__DIRECTIONS FOR THIS TASK__.
Return all of the entries word for word, but omit the pictures they contain.

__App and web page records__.
════════════════

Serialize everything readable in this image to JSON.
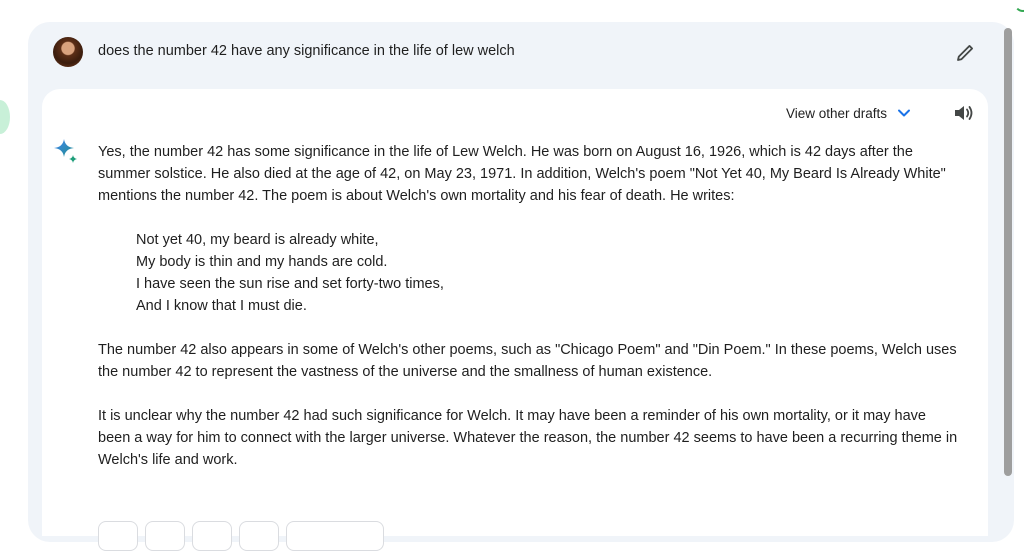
{
  "query": {
    "text": "does the number 42 have any significance in the life of lew welch"
  },
  "response": {
    "drafts_label": "View other drafts",
    "paragraphs": [
      "Yes, the number 42 has some significance in the life of Lew Welch. He was born on August 16, 1926, which is 42 days after the summer solstice. He also died at the age of 42, on May 23, 1971. In addition, Welch's poem \"Not Yet 40, My Beard Is Already White\" mentions the number 42. The poem is about Welch's own mortality and his fear of death. He writes:",
      "The number 42 also appears in some of Welch's other poems, such as \"Chicago Poem\" and \"Din Poem.\" In these poems, Welch uses the number 42 to represent the vastness of the universe and the smallness of human existence.",
      "It is unclear why the number 42 had such significance for Welch. It may have been a reminder of his own mortality, or it may have been a way for him to connect with the larger universe. Whatever the reason, the number 42 seems to have been a recurring theme in Welch's life and work."
    ],
    "poem": [
      "Not yet 40, my beard is already white,",
      "My body is thin and my hands are cold.",
      "I have seen the sun rise and set forty-two times,",
      "And I know that I must die."
    ]
  },
  "icons": {
    "edit": "pencil-icon",
    "dropdown": "chevron-down-icon",
    "speaker": "speaker-icon",
    "assistant": "sparkle-icon"
  },
  "colors": {
    "background": "#ffffff",
    "card": "#f0f4f9",
    "accent": "#1a73e8",
    "sparkle": "#4285f4"
  }
}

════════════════

__OUTPUT BELOW__.
Serialize everything readable in this image to JSON.
{
  "query": {
    "text": "does the number 42 have any significance in the life of lew welch"
  },
  "response": {
    "drafts_label": "View other drafts",
    "paragraphs": [
      "Yes, the number 42 has some significance in the life of Lew Welch. He was born on August 16, 1926, which is 42 days after the summer solstice. He also died at the age of 42, on May 23, 1971. In addition, Welch's poem \"Not Yet 40, My Beard Is Already White\" mentions the number 42. The poem is about Welch's own mortality and his fear of death. He writes:",
      "The number 42 also appears in some of Welch's other poems, such as \"Chicago Poem\" and \"Din Poem.\" In these poems, Welch uses the number 42 to represent the vastness of the universe and the smallness of human existence.",
      "It is unclear why the number 42 had such significance for Welch. It may have been a reminder of his own mortality, or it may have been a way for him to connect with the larger universe. Whatever the reason, the number 42 seems to have been a recurring theme in Welch's life and work."
    ],
    "poem": [
      "Not yet 40, my beard is already white,",
      "My body is thin and my hands are cold.",
      "I have seen the sun rise and set forty-two times,",
      "And I know that I must die."
    ]
  },
  "icons": {
    "edit": "pencil-icon",
    "dropdown": "chevron-down-icon",
    "speaker": "speaker-icon",
    "assistant": "sparkle-icon"
  },
  "colors": {
    "background": "#ffffff",
    "card": "#f0f4f9",
    "accent": "#1a73e8",
    "sparkle": "#4285f4"
  }
}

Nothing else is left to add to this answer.